Filing Medical Bills: Necessary Step After a Personal Injury Accident
By The Elmore and Smith Law Firm, PC on October 24, 2019 | In Personal Injury
Personal injury lawyers are often asked by clients if they need to file medical bills with their own health insurance company. These procedure questions can be a result of an automobile wreck on another accident. The answer to that question is “yes,” even if the auto wreck or other personal injury accident is someone else’s fault.
Personal injury clients are often confused after a car wreck or other accident about why it is to their advantage to filing medical bills with their own health insurance company. Why would an injured person ask their health insurance to pay when the driver who caused the automobile wreck has liability insurance? Shouldn’t the person who caused the car crash to pay for the medical expenses? There are several reasons why an injured party should still file medical bills on health insurance.
Personal Injury Law and Duty to Mitigate
The first reason to file with health insurance is that North Carolina personal injury law imposes a duty for the injured party to do so.
When a person is injured, they have a duty to reduce their damages if they can do so with a reasonable effort. This duty is called a “duty to mitigate. If the car accident victim can do so with reasonable effort, North Carolina law requires them to do so.
In October 2011, the NC Rules of Evidence were amended to change the amount of damages an injured person can introduce to the amount that it took to satisfy medical bills. For example, imagine a person is injured in a car wreck and goes to a doctor. If the person is insured with Blue Cross, and Blue Cross pays $50 for a bill and the person pays a $5 co-pay, the amount that is admissible at trial would be $55 for that bill. It may be that the bill was original $100, but if this amount was reduced to $55 in insurance and co-payments, then the amount admissible at trial is only $55.
Therefore, since an injured person in a car wreck can reduce, or mitigate, their medical bills by using their health insurance, they have a duty to do so. If a person fails to file their health insurance, then the amount of damages that can be introduced can be reduced by the judge to the amount that health insurance would have paid. This situation could put the injured person in a difficult financial situation, as they may be liable to the medical provider for the full amount, even though they would not be able to recover these full amounts from the defendant and/or his insurance company.
NC Court System Is Involved
A second, but equally important reason to file health insurance is that recovery is a personal injury or automobile wreck case is not absolutely certain. Insurance companies evaluating a personal injury claim and/or juries deciding a personal injury claim in court might decide that some, or even all, of the incurred medical costs, are not accident-related. This scenario is especially common when a person aggravates a body part that was previously injured prior to the wreck. Also, there are various defenses that might apply to a case that would reduce or eliminate liability for the defendant, which could result in no recovery for the injured person. Therefore, if health insurance was not filed, and the injured person did not recover from the case, the injured person could owe thousands of dollars in medical bills that would have been satisfied by health insurance.

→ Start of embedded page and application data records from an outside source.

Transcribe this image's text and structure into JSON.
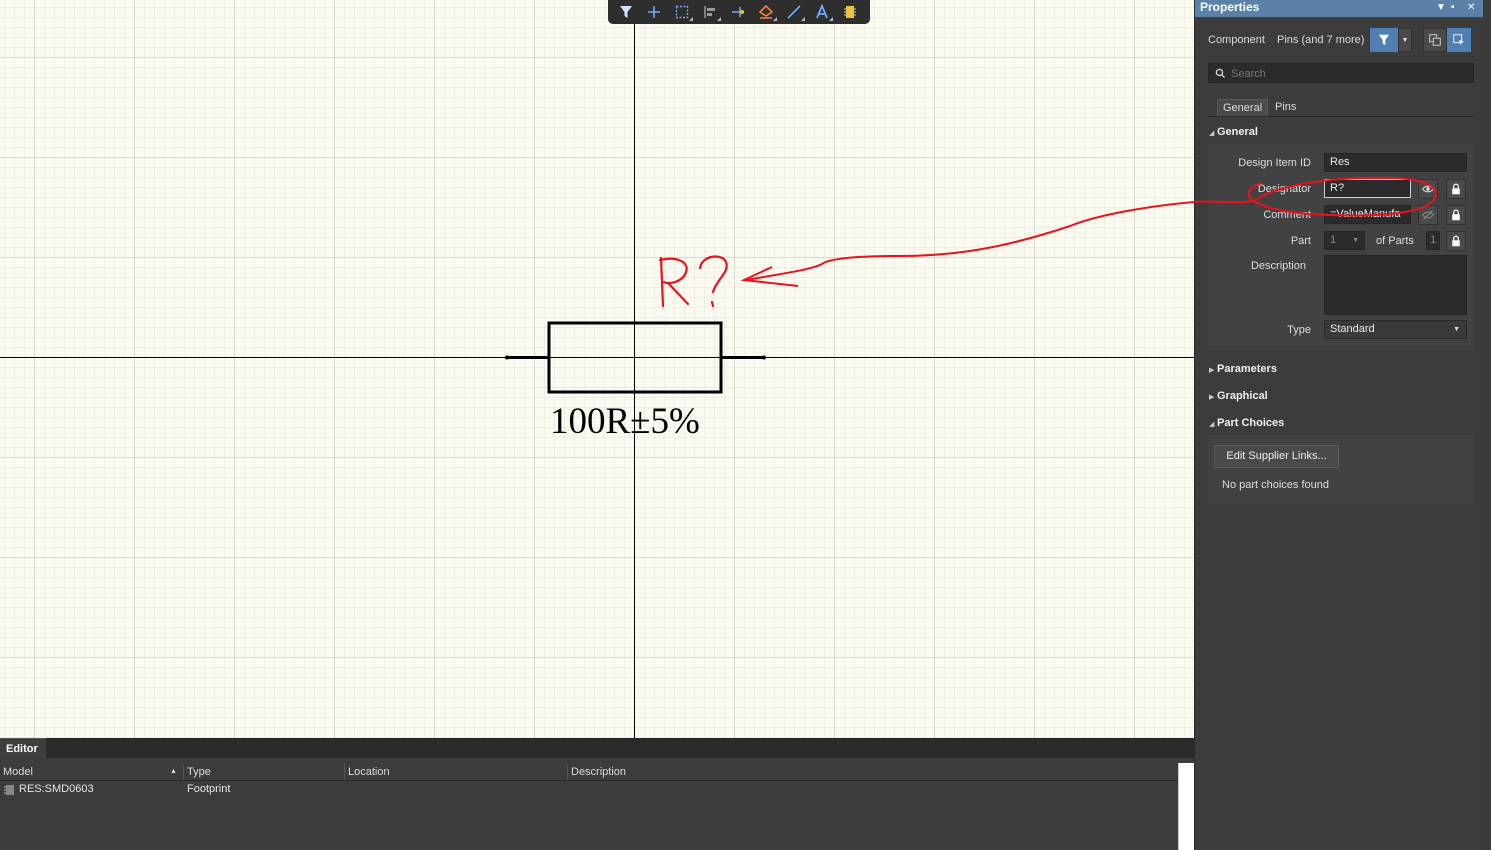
{
  "schematic": {
    "designator_scribble": "R?",
    "comment_value": "100R±5%"
  },
  "properties": {
    "title": "Properties",
    "object_kind": "Component",
    "object_scope": "Pins (and 7 more)",
    "search_placeholder": "Search",
    "tabs": [
      "General",
      "Pins"
    ],
    "sections": {
      "general": "General",
      "parameters": "Parameters",
      "graphical": "Graphical",
      "part_choices": "Part Choices"
    },
    "general": {
      "design_item_id_label": "Design Item ID",
      "design_item_id_value": "Res",
      "designator_label": "Designator",
      "designator_value": "R?",
      "comment_label": "Comment",
      "comment_value": "=ValueManufa",
      "part_label": "Part",
      "part_value": "1",
      "of_parts_label": "of Parts",
      "of_parts_value": "1",
      "description_label": "Description",
      "description_value": "",
      "type_label": "Type",
      "type_value": "Standard"
    },
    "part_choices": {
      "edit_button": "Edit Supplier Links...",
      "empty_message": "No part choices found"
    }
  },
  "editor": {
    "tab_label": "Editor",
    "columns": [
      "Model",
      "Type",
      "Location",
      "Description"
    ],
    "rows": [
      {
        "model": "RES:SMD0603",
        "type": "Footprint",
        "location": "",
        "description": ""
      }
    ]
  },
  "colors": {
    "canvas_bg": "#fbfaf1",
    "panel_bg": "#3c3c3c",
    "title_bar": "#5b81a8",
    "annotation_red": "#e8141c",
    "accent_blue": "#4f7fb3"
  }
}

Even if a case does not go to trial, automobile and other insurance companies evaluating personal injury claims often refuse to consider an injured person’s medical bills until they have proof of what, if any, health insurance has been applied to the bills. The accident insurance company will often want to review EOB (explanation of benefits) statements to discover the amount paid by health insurance. If health insurance was not filed, many auto and other liability companies are refusing to consider the medical bills.
Client and Medical Provider Interests May Not Be the Same
Sometimes, the medical providers advise the injured person to not file with their health insurance company once they learn the injuries came from an auto wreck. These doctors and hospitals sometimes counsel their injured patients not to file their health insurance and instead attempt to bill the accident/auto liability company directly. The injured patient needs to recognize the motivation of the medical provider in encouraging such action is greed.
The medical provider usually has a contract with the patient’s health insurance to accept a reduced rate. If the medical provider does not file the health insurance, they can hope to collect the full medical bills cost from either the injured patient or the automobile insurance company. In most situations, the medical provider is breaching its contract with the patient’s health insurance when they refuse to accept and file health insurance.
Additionally, by providing this advice, the medical provider is likely engaging in the unauthorized practice of law and could be subject to civil and criminal penalties. (See NC Bar Unauthorized Practice of Law).
For some types of health insurance, namely Medicare and Medicaid, the medical provider has the option of not filing health insurance. In the event that the injured patient is insured through one or both of these types of health insurance, they should still ask the medical provider, in writing, to file their health insurance in order to attempt to mitigate their damages.
Medical Provider Refuses to File: What Should You Do?
If you have been involved in a car wreck or other personal injury and a medical provider refuses to accept your health insurance, you should seek a more ethical medical provider for your care. If that is not feasible, then you should ask the medical provider, in writing, to file the health insurance, and keep a copy of this letter. If that approach is not successful, you can file the health insurance yourself. If the doctor is “in-network” you should also file a complaint with your health insurance company.
Certainly, issues regarding health insurance for injured persons following a car wreck or other accident can be complicated. However, one general rule applies in all cases: If health insurance exists, it should be filed for every visit and for every procedure.